Campaigners and academics clashed on the future of sex robots at a London event on Monday, questioning whether machines like the RealDoll and Samantha are symptomatic of a consumerist society, or whether they can unlock new sexual possibilities.

The Campaign Against Sex Robots models itself on the Campaign to Stop Killer Robots, but experts disagree about whether an anti-sex robot cause requires the same approach as one against the proliferation of autonomous weapons of mass destruction.

“It’s not very clear what the objectives of the campaign are…so we accused them of committing the motte-and-bailey fallacy,” John Danaher, lecturer in law at the National University of Ireland and co-author of Robot Sex: Social and Ethical Implications, said at a Virtual Futures event attended by Inverse, in conversation with Kate Devlin, computing lecturer at Goldsmiths, University of London.

Researchers have made some big steps to developing a sex robot that could use artificial intelligence to respond to a user’s stimulation. Spanish engineer Sergi Santos released the $5,000 Samantha sex doll last year, with promise to eventually expand its limited voice activation to become an Amazon Echo-like personal assistant. Though Santos and ventures like Abyss Creations are a start, academics see future bots enabling better exploration of desires, aid for people with disabilities, and even a rethink of marriage.

The anti-bot campaign, in Danaher’s words, claims sex robots are the ultimate expression of a commodified property-style relationship. Kathleen Richardson, the senior research fellow at De Montford University who founded the campaign in September 2015, writes in a paper that warned sex workers are commodified by buyers and robots will take these issues to new levels.

While the campaign originally started as pushing for an outright ban, it later moved to simply asking academics to consider some of the issues around the technology.

John Danaher Virtual Futures
John Danaher at Monday's event

“I describe this as a symbolic consequences argument,” Danaher said, noting the campaign’s argument rests on the issue that the robot-human relationship will have “terrible consequences” further down the line that exacerbate the issues seen with sex work.

Danaher’s book analyzes the campaign in the fourth chapter, co-written by Brian D. Earp, and Anders Sandberg. It notes that Richardson’s argument rests on a uniform image of sex work as inherently exploitative, while other academics see it as a debate that requires nuance. For this and other reasons, the chapter concludes that there is little reason to preemptively cut development of the robots.

During the question-and-answer session, two representatives from Richardson’s campaign drew issue with Danaher’s description of the campaign. Nika Mahnič, a masters student in big data at Kings College, London, spoke alongside artist and activist Kate Davis.

“We believe that sex robots are a symptom of a consumerist society”

“I think there’s a difference between being an activist and an academic, and I think when you analyze a campaign against you should not use formal logic to do that,” Mahnič said, noting that she had “some problems” with the way the campaign had been portrayed.

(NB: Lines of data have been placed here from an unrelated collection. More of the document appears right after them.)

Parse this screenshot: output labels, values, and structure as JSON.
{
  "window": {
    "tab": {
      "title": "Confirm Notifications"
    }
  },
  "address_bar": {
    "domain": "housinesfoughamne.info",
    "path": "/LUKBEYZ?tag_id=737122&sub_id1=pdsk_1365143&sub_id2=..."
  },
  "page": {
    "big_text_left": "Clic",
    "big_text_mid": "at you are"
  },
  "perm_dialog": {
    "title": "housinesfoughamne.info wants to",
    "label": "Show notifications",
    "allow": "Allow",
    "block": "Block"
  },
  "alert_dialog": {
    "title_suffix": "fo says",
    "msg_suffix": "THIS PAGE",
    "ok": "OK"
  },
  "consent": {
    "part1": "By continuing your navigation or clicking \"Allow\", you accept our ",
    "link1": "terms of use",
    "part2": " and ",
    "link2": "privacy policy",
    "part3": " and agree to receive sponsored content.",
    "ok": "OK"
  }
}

Mahnič claimed the campaign is in favor of the Nordic model that criminalizes buying sex and decriminalizes selling, but that sex robots take these issues to a new level. “We believe that sex robots are a symptom of a consumerist society that went somehow, to a certain extent, to excess.”

Danaher noted that the chapter was written two years ago and, while there may be more academic literature against sex robots now, he approached Richardson’s paper in academic terms.

“I still stand by the notion that the understanding or interpretation of prostitution within [Richardson’s] paper is something that is highly contested,” Danaher said in response. “I think it presents a one-sided view or understanding of sex work.”